Once you have determined that the shape (as above) is correct, then notice if the leech is still fluttering. If the basic shape is correct and the sail is leech fluttering: 1. increase the leech cord tension (if you have a leech cord). 2. ease the genoa **halyard** tension until the fluttering stops, 3. move the fairlead car 'just a wee bit further forward'.
All these 'adjustments' are made when you have 'proper' backstay (forestay) tension. An overly 'tight' forestay will automatically 'reshape' the genoa/jib leech (exit) section making it 'tripped' (loosened) and such will have a tendancy to leech-flutter (corrected by leech cord tension adjustment).
Its really BETTER to do this with tell-tales applied to the leech and near the luff of the sails as the tell tales are VERY sensitive to correct ariflow across the sails. For a comprehensive (technical) go to www.arvelgentry.com
---> 'magazine articles" ---> then look at:
"Checking Trim on the Wind, November" 1973
"Achieving Proper Balance, December 1973
"Sailing to Windward, January 1974

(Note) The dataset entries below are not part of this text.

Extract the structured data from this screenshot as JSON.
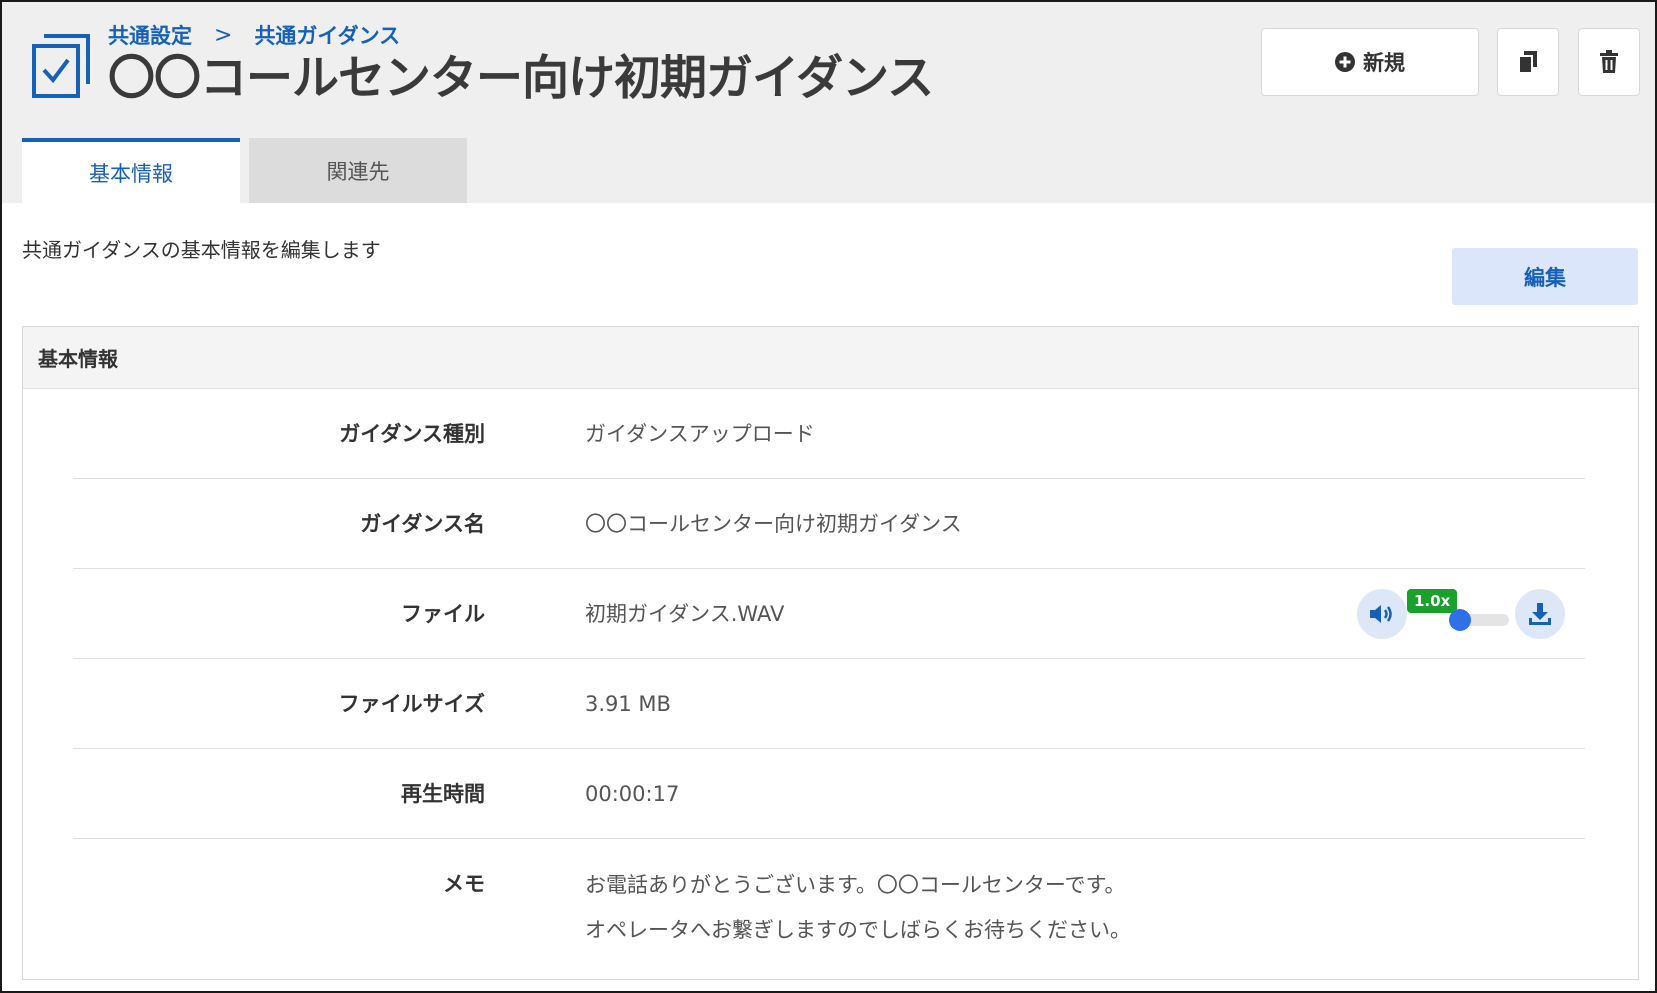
{
  "breadcrumb": {
    "items": [
      "共通設定",
      "共通ガイダンス"
    ],
    "separator": ">"
  },
  "page": {
    "title": "〇〇コールセンター向け初期ガイダンス"
  },
  "header_actions": {
    "new_label": "新規"
  },
  "tabs": [
    {
      "label": "基本情報",
      "active": true
    },
    {
      "label": "関連先",
      "active": false
    }
  ],
  "description": "共通ガイダンスの基本情報を編集します",
  "edit_button": {
    "label": "編集"
  },
  "panel": {
    "title": "基本情報",
    "rows": {
      "type": {
        "label": "ガイダンス種別",
        "value": "ガイダンスアップロード"
      },
      "name": {
        "label": "ガイダンス名",
        "value": "〇〇コールセンター向け初期ガイダンス"
      },
      "file": {
        "label": "ファイル",
        "value": "初期ガイダンス.WAV"
      },
      "size": {
        "label": "ファイルサイズ",
        "value": "3.91 MB"
      },
      "duration": {
        "label": "再生時間",
        "value": "00:00:17"
      },
      "memo": {
        "label": "メモ",
        "lines": [
          "お電話ありがとうございます。〇〇コールセンターです。",
          "オペレータへお繋ぎしますのでしばらくお待ちください。"
        ]
      }
    }
  },
  "audio_player": {
    "speed_label": "1.0x",
    "icons": [
      "volume-icon",
      "download-icon"
    ]
  },
  "colors": {
    "accent": "#1660b8",
    "edit_button_bg": "#dbe6fb",
    "speed_badge": "#1aa12b",
    "slider_thumb": "#2f6fe8"
  }
}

"Are You at Optimum Trim?", March 1974
These articles by Arvel Gentry are the 'seminal' sail trim (etc.) articles that set the sailing world on its collective ear in the early 70s.
... (also includes the aerodynamically correct explanation of 'how sails really work' - VERY/deeply 'technical'), and sets as total HOGWASH most of the 'so called sail theories' that you find in 'sailing books' and (still) out the mouths of USA highschool science teachers ---- ALL ENTIRELY WRONG.
Hope this is clear and hope this helps.